BSJ partners with MIT and IB
British School Jakarta (BSJ) is delighted to host Professor Mette Miriam Boell, Research Affiliate at Massachusetts Institute of Technology (MIT), and Jane Drake, Head of Curriculum Innovation and Alignment for the IB.
BSJ will facilitate a week of workshops under the theme Compassionate Systems for Schools and Organizations.
Teachers, Head of Faculties, staff, and student counsel attending these events will get the chance to meet and engage with Professor Boell and Jane. This hands-on workshop is an introduction to the tools and approaches that have been developed for implementing what they call a “compassionate systems” framework.
Both Professor Boell and Jane’s keynote address explored the tools that are being used at both the level of classroom innovations and collective leadership in shaping a more generative school culture and recent international developments in education that are focused on improving equity and achievement.
The session was followed by a facilitated collaborative activity and the opportunity to engage in an informal question and answer session. The workshop is experiential and personally demanding, since so much of the core work concerns educators’ own personal development as role models for young people.
BSJ’s Principal, David Butcher, said, “I am delighted that both Mette and Jane are visiting BSJ and we look forward to collaborating with them. To be able to bring in a professor from MIT and Heads of Curriculum Innovation from IB at the same week is a milestone for the school. We are certainly excited to take part in Compassionate Systems and Integrity, which Mette is establishing to promote effective education. Teachers, Head of Faculties, staff, and student council get to meet with them during their visit and I look forward very much to discussing the ideas arising from the workshop with them.”
Professor Mette Rakel Boell said: “I am so excited to work with BSJ to support this project. With the growing interest in education in social and emotional learning (SEL) and mindfulness today, I feel it is especially timely to show how these can combine with skills in understanding systems and complexity to establish a cognitive and affective foundation for global citizenship and what the IB network calls “International Mindedness.”

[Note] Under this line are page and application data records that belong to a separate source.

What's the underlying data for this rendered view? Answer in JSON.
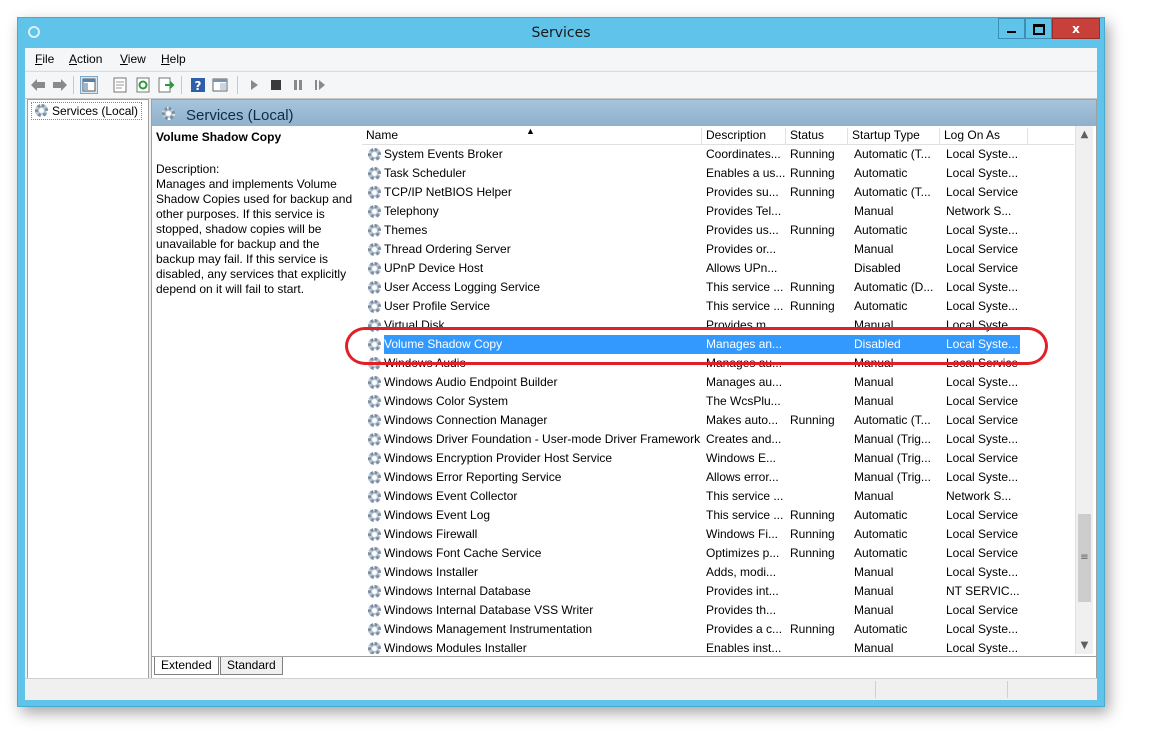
{
  "window": {
    "title": "Services",
    "close_glyph": "x"
  },
  "menu": {
    "items": [
      "File",
      "Action",
      "View",
      "Help"
    ]
  },
  "toolbar": {
    "icons": [
      "back-icon",
      "forward-icon",
      "console-tree-icon",
      "properties-icon",
      "refresh-icon",
      "export-icon",
      "help-icon",
      "show-hide-icon",
      "start-icon",
      "stop-icon",
      "pause-icon",
      "restart-icon"
    ]
  },
  "tree": {
    "root_label": "Services (Local)"
  },
  "pane": {
    "title": "Services (Local)",
    "selected_name": "Volume Shadow Copy",
    "description_label": "Description:",
    "description_text": "Manages and implements Volume Shadow Copies used for backup and other purposes. If this service is stopped, shadow copies will be unavailable for backup and the backup may fail. If this service is disabled, any services that explicitly depend on it will fail to start."
  },
  "columns": {
    "name": "Name",
    "description": "Description",
    "status": "Status",
    "startup": "Startup Type",
    "logon": "Log On As"
  },
  "rows": [
    {
      "name": "System Events Broker",
      "description": "Coordinates...",
      "status": "Running",
      "startup": "Automatic (T...",
      "logon": "Local Syste..."
    },
    {
      "name": "Task Scheduler",
      "description": "Enables a us...",
      "status": "Running",
      "startup": "Automatic",
      "logon": "Local Syste..."
    },
    {
      "name": "TCP/IP NetBIOS Helper",
      "description": "Provides su...",
      "status": "Running",
      "startup": "Automatic (T...",
      "logon": "Local Service"
    },
    {
      "name": "Telephony",
      "description": "Provides Tel...",
      "status": "",
      "startup": "Manual",
      "logon": "Network S..."
    },
    {
      "name": "Themes",
      "description": "Provides us...",
      "status": "Running",
      "startup": "Automatic",
      "logon": "Local Syste..."
    },
    {
      "name": "Thread Ordering Server",
      "description": "Provides or...",
      "status": "",
      "startup": "Manual",
      "logon": "Local Service"
    },
    {
      "name": "UPnP Device Host",
      "description": "Allows UPn...",
      "status": "",
      "startup": "Disabled",
      "logon": "Local Service"
    },
    {
      "name": "User Access Logging Service",
      "description": "This service ...",
      "status": "Running",
      "startup": "Automatic (D...",
      "logon": "Local Syste..."
    },
    {
      "name": "User Profile Service",
      "description": "This service ...",
      "status": "Running",
      "startup": "Automatic",
      "logon": "Local Syste..."
    },
    {
      "name": "Virtual Disk",
      "description": "Provides m...",
      "status": "",
      "startup": "Manual",
      "logon": "Local Syste..."
    },
    {
      "name": "Volume Shadow Copy",
      "description": "Manages an...",
      "status": "",
      "startup": "Disabled",
      "logon": "Local Syste...",
      "selected": true
    },
    {
      "name": "Windows Audio",
      "description": "Manages au...",
      "status": "",
      "startup": "Manual",
      "logon": "Local Service"
    },
    {
      "name": "Windows Audio Endpoint Builder",
      "description": "Manages au...",
      "status": "",
      "startup": "Manual",
      "logon": "Local Syste..."
    },
    {
      "name": "Windows Color System",
      "description": "The WcsPlu...",
      "status": "",
      "startup": "Manual",
      "logon": "Local Service"
    },
    {
      "name": "Windows Connection Manager",
      "description": "Makes auto...",
      "status": "Running",
      "startup": "Automatic (T...",
      "logon": "Local Service"
    },
    {
      "name": "Windows Driver Foundation - User-mode Driver Framework",
      "description": "Creates and...",
      "status": "",
      "startup": "Manual (Trig...",
      "logon": "Local Syste..."
    },
    {
      "name": "Windows Encryption Provider Host Service",
      "description": "Windows E...",
      "status": "",
      "startup": "Manual (Trig...",
      "logon": "Local Service"
    },
    {
      "name": "Windows Error Reporting Service",
      "description": "Allows error...",
      "status": "",
      "startup": "Manual (Trig...",
      "logon": "Local Syste..."
    },
    {
      "name": "Windows Event Collector",
      "description": "This service ...",
      "status": "",
      "startup": "Manual",
      "logon": "Network S..."
    },
    {
      "name": "Windows Event Log",
      "description": "This service ...",
      "status": "Running",
      "startup": "Automatic",
      "logon": "Local Service"
    },
    {
      "name": "Windows Firewall",
      "description": "Windows Fi...",
      "status": "Running",
      "startup": "Automatic",
      "logon": "Local Service"
    },
    {
      "name": "Windows Font Cache Service",
      "description": "Optimizes p...",
      "status": "Running",
      "startup": "Automatic",
      "logon": "Local Service"
    },
    {
      "name": "Windows Installer",
      "description": "Adds, modi...",
      "status": "",
      "startup": "Manual",
      "logon": "Local Syste..."
    },
    {
      "name": "Windows Internal Database",
      "description": "Provides int...",
      "status": "",
      "startup": "Manual",
      "logon": "NT SERVIC..."
    },
    {
      "name": "Windows Internal Database VSS Writer",
      "description": "Provides th...",
      "status": "",
      "startup": "Manual",
      "logon": "Local Service"
    },
    {
      "name": "Windows Management Instrumentation",
      "description": "Provides a c...",
      "status": "Running",
      "startup": "Automatic",
      "logon": "Local Syste..."
    },
    {
      "name": "Windows Modules Installer",
      "description": "Enables inst...",
      "status": "",
      "startup": "Manual",
      "logon": "Local Syste..."
    }
  ],
  "tabs": [
    "Extended",
    "Standard"
  ],
  "colors": {
    "titlebar": "#5fc3ea",
    "selection": "#3399ff",
    "annotation": "#e02027",
    "close": "#c7403a"
  }
}
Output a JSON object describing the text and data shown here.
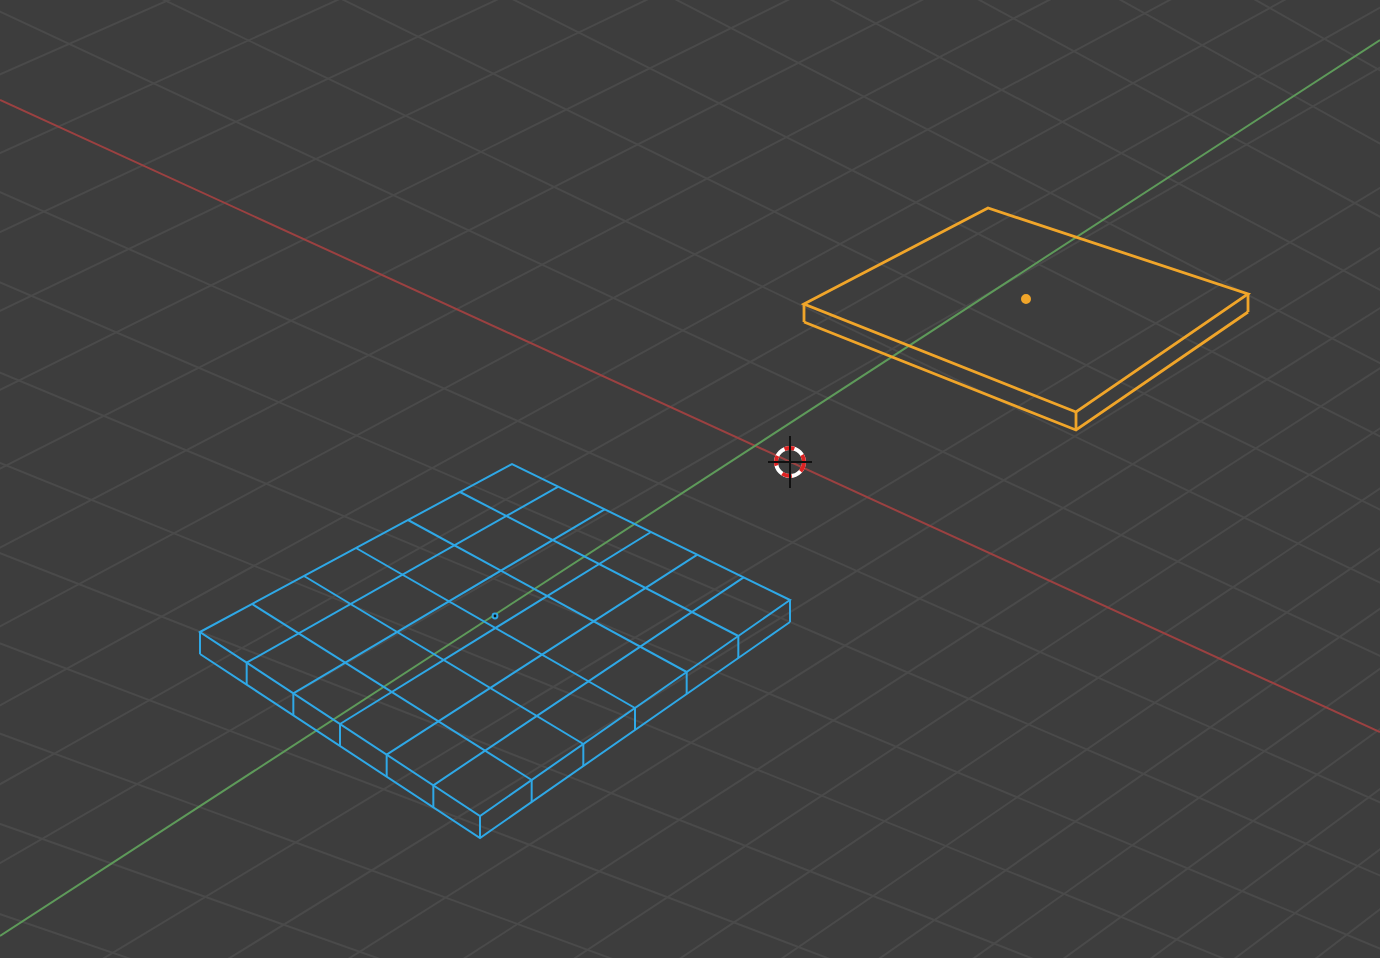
{
  "viewport": {
    "objects": [
      {
        "kind": "slab",
        "selected": true,
        "color": "#f0a52a"
      },
      {
        "kind": "grid-slab",
        "selected": false,
        "color": "#2fa8e6"
      }
    ]
  }
}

For more than two years, this has been in focus for a diverse group of educators and researchers from the IB, and MIT and a series of prototypes across the K-12 spectrum have been running in different countries (including European, African, Asian and North American sites) in 2017 and 2018. These involve new models of thinking and teaching that combine contemplative SEL, systems thinking and compassion and help teachers and students to apply these skills to important issues in the reality.
Speaking at one of the session, Jane Drake, Head of Curriculum Innovation and Alignment for IB, explains how international mindedness helps students prepare for life in the 21st century.
“If we are to give our young people a fighting chance to make sense of world events, then we need to offer a globally-minded education from which students will emerge confident and capable to build a future we all want to live in,” says Jane.